In April 2009, Javelin Strategy and Research conducted a survey that found 80% of participants would use PaySecure if a trusted merchant presented it as a checkout option. Javelin surveyed 500 signature-debit cards users who had made online purchases in the previous year. Survey participants used PaySecure for a mock online purchase and then answered questions about their experience using the product.
Adaptive Payments’ own internal research indicated consumers would have no issue entering a PIN through a phone.
One aspect Internet PIN-debit technology has in its favor is that consumers already are familiar with the transaction process, says Dan Kramer, Shazam senior vice president of marketing and merchant services. “Typically, consumers are already comfortable entering their PIN in the phone when they want to check account information,” he says.

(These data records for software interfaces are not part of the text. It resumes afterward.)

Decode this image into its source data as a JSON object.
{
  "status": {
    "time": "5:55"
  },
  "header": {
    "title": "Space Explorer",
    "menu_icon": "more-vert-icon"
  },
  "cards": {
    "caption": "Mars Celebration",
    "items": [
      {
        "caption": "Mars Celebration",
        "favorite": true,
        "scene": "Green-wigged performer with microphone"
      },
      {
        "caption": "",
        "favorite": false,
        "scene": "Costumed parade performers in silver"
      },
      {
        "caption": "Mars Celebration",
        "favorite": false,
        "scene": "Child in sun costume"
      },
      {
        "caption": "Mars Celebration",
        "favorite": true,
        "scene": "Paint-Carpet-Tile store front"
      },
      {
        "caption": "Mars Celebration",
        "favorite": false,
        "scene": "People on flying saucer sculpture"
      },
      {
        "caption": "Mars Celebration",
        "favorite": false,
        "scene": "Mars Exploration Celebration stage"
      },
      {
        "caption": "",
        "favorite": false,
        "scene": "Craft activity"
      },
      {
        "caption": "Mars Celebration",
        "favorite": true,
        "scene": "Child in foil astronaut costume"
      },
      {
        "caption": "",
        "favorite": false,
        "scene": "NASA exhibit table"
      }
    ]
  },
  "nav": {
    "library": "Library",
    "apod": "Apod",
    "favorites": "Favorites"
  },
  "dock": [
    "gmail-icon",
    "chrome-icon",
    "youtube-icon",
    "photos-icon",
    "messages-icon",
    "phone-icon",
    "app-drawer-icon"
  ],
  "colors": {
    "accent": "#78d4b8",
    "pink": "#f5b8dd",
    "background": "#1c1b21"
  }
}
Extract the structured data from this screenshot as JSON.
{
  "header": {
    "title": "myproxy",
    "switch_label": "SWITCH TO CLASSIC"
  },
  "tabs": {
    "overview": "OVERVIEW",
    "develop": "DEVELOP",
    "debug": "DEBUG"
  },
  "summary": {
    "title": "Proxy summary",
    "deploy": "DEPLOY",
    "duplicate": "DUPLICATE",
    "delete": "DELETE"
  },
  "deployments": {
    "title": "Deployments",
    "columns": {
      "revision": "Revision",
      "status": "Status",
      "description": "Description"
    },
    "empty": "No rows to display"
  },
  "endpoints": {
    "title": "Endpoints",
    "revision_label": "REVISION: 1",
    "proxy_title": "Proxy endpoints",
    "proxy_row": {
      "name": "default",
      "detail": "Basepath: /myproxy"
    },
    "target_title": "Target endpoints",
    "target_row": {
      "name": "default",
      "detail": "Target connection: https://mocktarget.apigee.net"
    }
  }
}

In the end, it would be up to Adaptive
Payments, Shazam and others to raise consumers’ comfort levels in entering PINs in an environment outside the traditional brick-and-mortar setting, Kramer says.
At this point, observers generally believe determining which Internet PIN-debit product will endure is difficult because the alternative payments space constantly is changing. It should come as no surprise, however, that companies are trying to duplicate what consumers already are familiar doing.
“It makes a lot of sense to try a replicate and build upon what’s worked for some 40 years in the physical PIN-debit world,” says Paul Tomasofsky, president and executive director of the Secure Remote Payment Council. The organization is a trade group devoted to the growth, development and market adoption of Internet-based debit transactions and mobile-payment methods
Some observers believe widespread adoption among merchants could happen if a major player such as a Best Buy Co. Inc. adopts a particular product. At the moment, it does not appear any company is close to announcing such a partnership.
Meantime, Acculynk and Adaptive Payments are moving forward with their respective plans.
Adaptive Payments is speaking with other PIN-debit networks, merchants and financial institutions about E-commerce Checkout. The company expects to announce two more networks soon.
“We’re not asking anyone to choose [between Acculynk and Adaptive],” Bianco says. “We’re just asking for a place at the table.”
Acculynk recently hired Eric M. Hoffman, former senior vice president at Bank of America Corp.’s merchant services, as the company’s executive vice president of national merchant sales. The company is striving to make 60 million debit cards eligible to use the service by the end of the year. As of June, it had between 13.5 million and 20 million, according to CEO Ashish Bahl.
Indeed, technology is bringing consumers different options to shop on the Internet. Internet PIN-debit products represent an opportunity for ISOs and agents to make more revenue thanks to changing consumer payment preferences and choices.